- G.S. 14-27.7A (statutory rape or sexual offense of a person who is 13, 14, or 15 years old). Anthony, 351 N.C. at 616-18; State v. Browning, 177 N.C. App. 487, 491 (2006) (“Statutory rape under [G.S.] 14-27.7A is a strict liability crime.”); State v. Sines, 158 N.C. App. 79, 84 (2003).
- G.S. 14-269.2 (posses or carry weapons on campus or other educational property). State v. Haskins, 160 N.C. App. 349 (2003).
- G.S. 14-288.8 (possession, etc., of a weapon of mass death and destruction). Watterson, __ N.C. App. __, 679 S.E.2d at 899-903 (the State was not required to prove that the defendant knew the physical characteristics of the shotguns that made them unlawful (barrels of less than eighteen inches)).
Although failure to comply with sex offender registration requirements under G.S. 14-208.11 was at one time interpreted as a strict liability crime, State v. Bryant, 359 N.C. 554, 562 (2005), the statute has been amended, S.L. 2006-247, sec. 8(a), and now requires that the defendant act willfully.
Strict liability crimes often are thought of as minor offenses with relatively light punishment in the area of public health, safety and welfare. However, as the above list indicates, North Carolina’s strict liability crimes include felonies that carry significant punishment. See Watterson, __ N.C. App. __, 679 S.E.2d at 903 (noting that the General Assembly has imposed “fairly harsh” punishments for strict liability offenses). The courts have rejected policy arguments that strict liability should not attach for serious crimes, indicating that such arguments more appropriately are addressed to the General Assembly, the state’s lawmaking body. See Anthony, 351 N.C. at 618; Browning, 177 N.C. App. at 493-94.

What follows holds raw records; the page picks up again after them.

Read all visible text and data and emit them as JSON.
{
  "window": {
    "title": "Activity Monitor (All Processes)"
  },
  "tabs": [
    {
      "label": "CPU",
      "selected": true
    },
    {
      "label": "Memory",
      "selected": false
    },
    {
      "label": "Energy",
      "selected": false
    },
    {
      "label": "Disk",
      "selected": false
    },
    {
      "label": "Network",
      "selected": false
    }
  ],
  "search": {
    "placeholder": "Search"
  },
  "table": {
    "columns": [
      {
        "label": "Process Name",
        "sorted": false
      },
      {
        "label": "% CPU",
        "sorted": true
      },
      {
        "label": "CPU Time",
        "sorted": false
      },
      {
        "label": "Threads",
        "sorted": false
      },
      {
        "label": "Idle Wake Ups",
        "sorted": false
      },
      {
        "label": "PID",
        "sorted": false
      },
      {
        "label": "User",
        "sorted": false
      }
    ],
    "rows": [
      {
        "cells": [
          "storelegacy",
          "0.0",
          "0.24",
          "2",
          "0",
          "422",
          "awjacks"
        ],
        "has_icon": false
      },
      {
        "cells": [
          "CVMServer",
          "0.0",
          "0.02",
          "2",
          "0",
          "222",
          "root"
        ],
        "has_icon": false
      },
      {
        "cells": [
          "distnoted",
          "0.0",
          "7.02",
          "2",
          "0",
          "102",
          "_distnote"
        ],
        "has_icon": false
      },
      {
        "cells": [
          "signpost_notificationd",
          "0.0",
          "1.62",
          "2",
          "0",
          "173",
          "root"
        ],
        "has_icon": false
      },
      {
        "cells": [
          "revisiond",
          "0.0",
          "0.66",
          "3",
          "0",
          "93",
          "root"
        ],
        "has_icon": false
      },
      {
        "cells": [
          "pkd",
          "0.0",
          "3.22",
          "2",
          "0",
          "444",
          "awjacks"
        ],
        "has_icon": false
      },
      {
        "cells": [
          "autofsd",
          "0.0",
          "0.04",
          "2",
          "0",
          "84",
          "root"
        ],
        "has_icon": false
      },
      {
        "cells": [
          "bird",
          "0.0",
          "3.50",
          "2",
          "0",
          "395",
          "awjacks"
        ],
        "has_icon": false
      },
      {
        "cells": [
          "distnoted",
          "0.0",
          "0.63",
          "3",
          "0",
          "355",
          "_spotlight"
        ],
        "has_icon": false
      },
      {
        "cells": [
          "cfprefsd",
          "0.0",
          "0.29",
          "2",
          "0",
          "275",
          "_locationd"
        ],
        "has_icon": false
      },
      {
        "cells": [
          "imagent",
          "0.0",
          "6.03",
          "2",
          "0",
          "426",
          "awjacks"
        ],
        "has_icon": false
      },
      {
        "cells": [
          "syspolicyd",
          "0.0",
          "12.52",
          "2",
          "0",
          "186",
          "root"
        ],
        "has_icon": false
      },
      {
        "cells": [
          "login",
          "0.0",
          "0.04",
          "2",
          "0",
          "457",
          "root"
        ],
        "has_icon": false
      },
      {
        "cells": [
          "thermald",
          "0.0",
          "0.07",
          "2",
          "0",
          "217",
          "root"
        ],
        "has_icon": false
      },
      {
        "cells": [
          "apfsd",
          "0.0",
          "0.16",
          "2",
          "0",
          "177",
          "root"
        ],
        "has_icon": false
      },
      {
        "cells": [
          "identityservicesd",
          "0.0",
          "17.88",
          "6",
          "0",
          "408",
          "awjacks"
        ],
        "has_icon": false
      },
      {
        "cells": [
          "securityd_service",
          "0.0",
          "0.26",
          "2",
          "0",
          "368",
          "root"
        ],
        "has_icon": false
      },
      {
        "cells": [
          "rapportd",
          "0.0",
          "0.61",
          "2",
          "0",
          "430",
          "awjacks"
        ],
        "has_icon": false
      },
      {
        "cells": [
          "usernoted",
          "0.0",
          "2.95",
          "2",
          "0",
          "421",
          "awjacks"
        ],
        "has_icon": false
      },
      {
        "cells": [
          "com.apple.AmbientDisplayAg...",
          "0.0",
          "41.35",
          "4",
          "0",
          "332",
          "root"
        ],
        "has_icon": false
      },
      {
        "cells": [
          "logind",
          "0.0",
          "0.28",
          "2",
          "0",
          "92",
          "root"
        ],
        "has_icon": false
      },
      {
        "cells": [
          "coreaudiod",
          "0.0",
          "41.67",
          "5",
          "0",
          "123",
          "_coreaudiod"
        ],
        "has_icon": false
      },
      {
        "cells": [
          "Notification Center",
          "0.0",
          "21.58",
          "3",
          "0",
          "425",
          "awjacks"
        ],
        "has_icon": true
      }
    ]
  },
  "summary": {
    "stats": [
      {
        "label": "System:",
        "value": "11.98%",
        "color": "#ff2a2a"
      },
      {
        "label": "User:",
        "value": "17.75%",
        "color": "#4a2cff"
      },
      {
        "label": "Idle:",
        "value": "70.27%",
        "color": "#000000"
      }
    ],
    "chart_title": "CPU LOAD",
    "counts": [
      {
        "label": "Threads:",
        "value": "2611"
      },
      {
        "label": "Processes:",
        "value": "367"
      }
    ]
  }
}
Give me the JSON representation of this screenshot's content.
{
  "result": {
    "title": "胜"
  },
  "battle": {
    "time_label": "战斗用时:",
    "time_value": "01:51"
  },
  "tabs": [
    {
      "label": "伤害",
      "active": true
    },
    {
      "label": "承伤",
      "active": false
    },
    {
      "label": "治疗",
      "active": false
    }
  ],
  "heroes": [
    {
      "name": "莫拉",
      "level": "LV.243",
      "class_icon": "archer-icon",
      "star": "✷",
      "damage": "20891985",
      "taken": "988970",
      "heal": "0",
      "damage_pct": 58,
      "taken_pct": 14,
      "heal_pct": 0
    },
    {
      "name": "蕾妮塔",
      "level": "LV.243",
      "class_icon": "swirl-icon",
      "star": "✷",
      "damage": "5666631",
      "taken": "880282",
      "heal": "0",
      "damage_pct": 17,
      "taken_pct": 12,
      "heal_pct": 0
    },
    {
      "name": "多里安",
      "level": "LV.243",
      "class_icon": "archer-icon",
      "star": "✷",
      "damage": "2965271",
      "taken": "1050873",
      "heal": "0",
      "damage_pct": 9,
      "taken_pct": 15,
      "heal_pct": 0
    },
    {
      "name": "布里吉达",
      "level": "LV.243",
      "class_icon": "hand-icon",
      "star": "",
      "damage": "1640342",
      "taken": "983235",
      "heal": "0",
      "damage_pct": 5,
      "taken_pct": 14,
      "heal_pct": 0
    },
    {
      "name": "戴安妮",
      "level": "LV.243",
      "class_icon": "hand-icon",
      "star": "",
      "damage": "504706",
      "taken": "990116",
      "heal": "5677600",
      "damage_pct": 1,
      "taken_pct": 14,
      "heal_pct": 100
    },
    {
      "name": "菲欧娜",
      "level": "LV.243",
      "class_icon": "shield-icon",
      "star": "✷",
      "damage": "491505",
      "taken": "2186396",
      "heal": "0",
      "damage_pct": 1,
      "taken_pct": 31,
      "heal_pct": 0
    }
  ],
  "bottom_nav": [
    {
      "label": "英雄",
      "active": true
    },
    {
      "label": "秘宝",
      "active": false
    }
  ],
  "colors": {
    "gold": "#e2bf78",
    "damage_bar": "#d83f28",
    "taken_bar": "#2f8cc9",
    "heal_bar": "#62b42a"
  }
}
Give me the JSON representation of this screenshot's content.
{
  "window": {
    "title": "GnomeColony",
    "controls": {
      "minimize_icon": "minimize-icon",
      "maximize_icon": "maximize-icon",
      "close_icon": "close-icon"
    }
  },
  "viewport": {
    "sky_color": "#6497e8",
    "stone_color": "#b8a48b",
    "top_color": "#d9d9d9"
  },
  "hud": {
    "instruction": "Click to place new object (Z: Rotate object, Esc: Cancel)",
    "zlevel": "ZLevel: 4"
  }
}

The United States Supreme Court has recognized that legislatures may enact strict liability crimes. Lambert v. California, 355 U.S. 225, 228 (1957) (“conduct alone without regard to intent of the doer is often sufficient” for criminal liability; “[t]here is wide latitude in the lawmakers to declare an offense and to exclude elements of knowledge and diligence from its definition”). In North Carolina, constitutional challenges to the imposition of strict liability have failed. Haskins, 160 N.C. App. at 353 (rejecting the defendant’s argument that without a mens rea element, G.S. 14-269.2 violates Equal Protection); Ainsworth, 109 N.C. App. at 145 (rejecting the defendant’s argument that the constitution requires that statutory rape include some mens rea). However, when the strict liability crime involves wholly passive conduct, due process may require that the defendant have notice of the criminality of his or her conduct. Bryant, 359 N.C. 554 (regarding G.S. 14-208.11, which at one point was a strict liability crime).
If a defendant is prosecuted as an aider and abettor to a strict liability crime, a mental state is required. Put another way, “North Carolina case law does not support a theory of vicarious strict liability.” State v. Bowman, 188 N.C. App. 635, 649 (2008) (“[a]lthough statutory rape is a strict liability crime, aiding and abetting statutory rape is not”). Thus, in Bowman, 188 N.C. App. 635, the court of appeals held that the trial court erred by denying the defendant’s request for an instruction that defendant had to know the age of the victims in order to be convicted of aiding and abetting statutory rape. If the defendant is prosecuted for an attempt to commit a strict liability crime, the elements of attempt require intent. Sines, 158 N.C. App. at 85. However, the intent element for an attempted strict liability crime appears to be less stringent than the intent element for aiding and abetting a strict liability crime. In Sines, 158 N.C. App. 79, for example, the court of appeals stated that to be convicted of attempted statutory sexual offense, the defendant must intend to engage in a sexual act. Sines held: attempted statutory sexual offense does not require that the defendant intended to commit a sexual act with an underage person, but only that defendant intended to commit a sexual act with the victim; thus, a defendant’s knowledge of victim’s age or victim’s consent are not defenses to the crime of attempted statutory sexual offense. Id. at 85.